While the US National Aeronautics and Space Administration (NASA) as “potentially hazardous” due to its size and how close it will get to our planet’s surface, those features make of asteroid 4660 Nereus an attractive candidate for potential exploration.
As an Apollo-class asteroid, Nereus’ orbit frequently puts it close to Earth. Its orbital resonance is approximately 2:1, meaning that it orbits almost twice for every orbit of the Earth. This makes a mission to explore the asteroid very feasible.
Nereus will come the closest to our planet it has been in the past 20 years, yet it set to pass 7.4 million km away, which is about 10 times the distance between the Moon and Earth.
No missions are currently known to be ready to explore Nereus, however it has been considered before. Both NASA’s Near-Earth Asteroid Rendezvous-Shoemaker (NEAR) robotic mission and the Japanese Hayabusa mission looked into Nereus as target, but both eventually chose other options.
According to NASA, if a mission were to be launched this year, it would take anywhere between 426-146 days, though the delta-v this time around would be around 10.37 km/s, slightly higher than launching a rocket into low-orbit.
Asteroid exploration is a major field in astronomy, with space agencies, governments and private companies already involved in studying them as source of water and minerals.
Luxembourg, one of the first countries to set its eyes on the possibility of mining celestial bodies, created in 2018 a Space Agency (LSA) to boost exploration and commercial utilization of resources from Near Earth Objects.
Unlike NASA, LSA does not carry out research or launches. Its purpose is to accelerate collaborations between economic project leaders of the space sector, investors and other partners.
Nearly 9,000 asteroids larger than 36 meters (150 feet) in diameter orbit near Earth.

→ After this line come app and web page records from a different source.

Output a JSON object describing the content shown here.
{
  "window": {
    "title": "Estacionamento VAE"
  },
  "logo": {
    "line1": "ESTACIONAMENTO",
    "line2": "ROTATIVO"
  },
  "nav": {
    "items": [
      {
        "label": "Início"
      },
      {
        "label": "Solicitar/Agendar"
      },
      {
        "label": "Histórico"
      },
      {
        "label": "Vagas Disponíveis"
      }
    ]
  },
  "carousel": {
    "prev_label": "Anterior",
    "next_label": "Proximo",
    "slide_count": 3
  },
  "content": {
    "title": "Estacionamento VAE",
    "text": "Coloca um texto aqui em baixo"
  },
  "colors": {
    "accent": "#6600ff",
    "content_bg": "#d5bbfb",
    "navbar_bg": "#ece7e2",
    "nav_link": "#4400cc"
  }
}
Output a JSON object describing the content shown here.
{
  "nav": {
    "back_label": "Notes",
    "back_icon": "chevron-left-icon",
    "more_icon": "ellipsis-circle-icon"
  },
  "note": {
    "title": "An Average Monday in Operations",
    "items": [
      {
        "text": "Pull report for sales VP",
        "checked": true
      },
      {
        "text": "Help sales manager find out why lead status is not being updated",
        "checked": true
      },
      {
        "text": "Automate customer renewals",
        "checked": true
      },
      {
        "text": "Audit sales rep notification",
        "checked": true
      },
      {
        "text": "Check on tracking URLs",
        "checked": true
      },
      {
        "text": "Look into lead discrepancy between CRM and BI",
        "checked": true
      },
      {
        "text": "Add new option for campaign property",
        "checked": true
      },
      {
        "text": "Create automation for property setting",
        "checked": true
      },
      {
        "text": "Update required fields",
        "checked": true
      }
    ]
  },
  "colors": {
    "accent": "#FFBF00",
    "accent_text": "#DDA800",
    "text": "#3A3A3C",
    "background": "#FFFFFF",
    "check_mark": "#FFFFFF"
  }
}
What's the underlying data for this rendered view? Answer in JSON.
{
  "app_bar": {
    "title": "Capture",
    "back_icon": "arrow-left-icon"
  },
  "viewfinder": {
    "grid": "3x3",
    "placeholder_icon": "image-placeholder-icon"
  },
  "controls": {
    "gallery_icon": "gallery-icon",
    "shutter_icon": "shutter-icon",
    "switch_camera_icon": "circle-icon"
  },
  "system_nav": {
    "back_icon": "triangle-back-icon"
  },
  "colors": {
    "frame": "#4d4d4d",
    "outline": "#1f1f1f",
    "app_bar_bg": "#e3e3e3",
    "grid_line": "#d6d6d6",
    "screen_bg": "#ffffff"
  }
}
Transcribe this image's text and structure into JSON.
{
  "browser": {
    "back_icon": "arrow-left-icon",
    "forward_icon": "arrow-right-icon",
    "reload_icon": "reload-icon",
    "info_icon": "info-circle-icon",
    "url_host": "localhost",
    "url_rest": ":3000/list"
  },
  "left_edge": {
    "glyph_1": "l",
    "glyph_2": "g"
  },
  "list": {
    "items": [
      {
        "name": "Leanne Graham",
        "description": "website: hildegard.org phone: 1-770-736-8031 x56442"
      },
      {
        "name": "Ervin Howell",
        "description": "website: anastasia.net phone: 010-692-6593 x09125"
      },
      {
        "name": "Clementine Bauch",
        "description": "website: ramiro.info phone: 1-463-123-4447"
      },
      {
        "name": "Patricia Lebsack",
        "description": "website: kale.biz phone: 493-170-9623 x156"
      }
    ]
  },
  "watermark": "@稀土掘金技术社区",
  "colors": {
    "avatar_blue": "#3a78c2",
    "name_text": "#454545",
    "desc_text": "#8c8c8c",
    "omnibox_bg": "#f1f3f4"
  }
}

Geologists believe they are packed with iron ore, nickel and precious metals at much higher concentrations than those found on Earth, making up a market valued in the trillions of dollars.
Other space ventures in the works include plans to start mining the Moon as early as 2025, track space debris, build the first human settlement on Mars, and billionaire Elon Musk’s own plan for an unmanned mission to the red planet.